About this exercise »
Every line of the records that holds the word "card" should be copied.

Source material »
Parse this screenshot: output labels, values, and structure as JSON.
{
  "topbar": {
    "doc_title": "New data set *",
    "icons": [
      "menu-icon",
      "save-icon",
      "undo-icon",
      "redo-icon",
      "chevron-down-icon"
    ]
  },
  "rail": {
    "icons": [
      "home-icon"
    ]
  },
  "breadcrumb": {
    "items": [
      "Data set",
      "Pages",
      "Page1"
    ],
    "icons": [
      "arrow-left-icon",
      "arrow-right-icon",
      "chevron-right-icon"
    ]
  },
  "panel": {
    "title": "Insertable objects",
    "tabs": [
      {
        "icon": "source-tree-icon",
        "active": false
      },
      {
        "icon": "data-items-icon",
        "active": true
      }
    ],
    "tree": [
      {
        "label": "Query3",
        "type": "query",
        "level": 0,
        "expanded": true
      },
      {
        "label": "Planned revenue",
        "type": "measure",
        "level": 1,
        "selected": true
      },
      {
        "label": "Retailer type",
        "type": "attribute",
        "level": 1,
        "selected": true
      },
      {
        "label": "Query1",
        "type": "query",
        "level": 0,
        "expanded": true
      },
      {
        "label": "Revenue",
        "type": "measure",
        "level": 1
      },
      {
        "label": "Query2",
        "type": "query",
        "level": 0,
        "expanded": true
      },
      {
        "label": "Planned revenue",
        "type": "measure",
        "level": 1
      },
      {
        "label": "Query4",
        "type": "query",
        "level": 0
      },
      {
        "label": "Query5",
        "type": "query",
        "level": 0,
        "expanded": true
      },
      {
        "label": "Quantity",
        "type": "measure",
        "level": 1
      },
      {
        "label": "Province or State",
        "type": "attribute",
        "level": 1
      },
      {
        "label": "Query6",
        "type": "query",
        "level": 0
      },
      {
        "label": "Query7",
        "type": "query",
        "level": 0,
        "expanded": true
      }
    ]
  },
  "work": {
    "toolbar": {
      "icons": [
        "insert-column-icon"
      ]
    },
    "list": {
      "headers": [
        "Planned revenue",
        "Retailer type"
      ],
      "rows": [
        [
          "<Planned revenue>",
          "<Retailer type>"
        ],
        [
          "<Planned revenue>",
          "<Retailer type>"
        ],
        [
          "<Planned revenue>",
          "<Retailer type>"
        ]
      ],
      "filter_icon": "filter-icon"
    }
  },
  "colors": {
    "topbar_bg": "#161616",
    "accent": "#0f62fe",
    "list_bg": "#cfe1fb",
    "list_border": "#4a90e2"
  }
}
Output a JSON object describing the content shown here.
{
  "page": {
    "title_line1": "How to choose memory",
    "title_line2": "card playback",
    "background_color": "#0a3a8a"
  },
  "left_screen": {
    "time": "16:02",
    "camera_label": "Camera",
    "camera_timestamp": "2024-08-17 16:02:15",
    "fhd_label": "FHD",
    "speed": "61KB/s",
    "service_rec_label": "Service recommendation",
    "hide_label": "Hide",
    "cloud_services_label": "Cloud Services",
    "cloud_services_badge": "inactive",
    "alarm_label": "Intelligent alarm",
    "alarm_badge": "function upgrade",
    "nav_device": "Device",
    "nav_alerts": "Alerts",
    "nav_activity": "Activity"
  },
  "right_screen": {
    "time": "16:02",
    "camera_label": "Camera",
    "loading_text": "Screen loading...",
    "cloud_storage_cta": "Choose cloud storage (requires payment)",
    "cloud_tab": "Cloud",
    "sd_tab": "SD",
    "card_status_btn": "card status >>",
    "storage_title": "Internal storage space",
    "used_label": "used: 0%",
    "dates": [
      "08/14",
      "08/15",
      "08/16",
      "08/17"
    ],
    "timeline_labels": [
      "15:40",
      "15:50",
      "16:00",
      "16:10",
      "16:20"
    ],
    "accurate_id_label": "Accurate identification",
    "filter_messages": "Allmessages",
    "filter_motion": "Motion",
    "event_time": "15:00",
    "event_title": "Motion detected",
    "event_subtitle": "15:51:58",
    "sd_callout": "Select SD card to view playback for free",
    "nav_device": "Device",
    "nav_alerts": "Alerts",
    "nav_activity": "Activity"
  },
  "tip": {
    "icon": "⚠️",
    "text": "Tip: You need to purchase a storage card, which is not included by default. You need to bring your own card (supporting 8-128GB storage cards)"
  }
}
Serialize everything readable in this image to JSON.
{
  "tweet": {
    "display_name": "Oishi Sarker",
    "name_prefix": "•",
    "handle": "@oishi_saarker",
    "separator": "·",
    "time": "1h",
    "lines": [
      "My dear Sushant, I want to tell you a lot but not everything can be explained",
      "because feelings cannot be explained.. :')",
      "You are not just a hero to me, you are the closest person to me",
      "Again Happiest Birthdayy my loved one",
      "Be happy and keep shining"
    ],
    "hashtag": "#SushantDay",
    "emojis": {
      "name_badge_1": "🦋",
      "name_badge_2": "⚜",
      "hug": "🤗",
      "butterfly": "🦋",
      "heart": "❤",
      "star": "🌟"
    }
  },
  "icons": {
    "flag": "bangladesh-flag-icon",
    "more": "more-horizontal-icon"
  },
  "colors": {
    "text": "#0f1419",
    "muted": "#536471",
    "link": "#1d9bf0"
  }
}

Written solution »
    "title_line2": "card playback",
    "card_status_btn": "card status >>",
    "sd_callout": "Select SD card to view playback for free",
    "text": "Tip: You need to purchase a storage card, which is not included by default. You need to bring your own card (supporting 8-128GB storage cards)"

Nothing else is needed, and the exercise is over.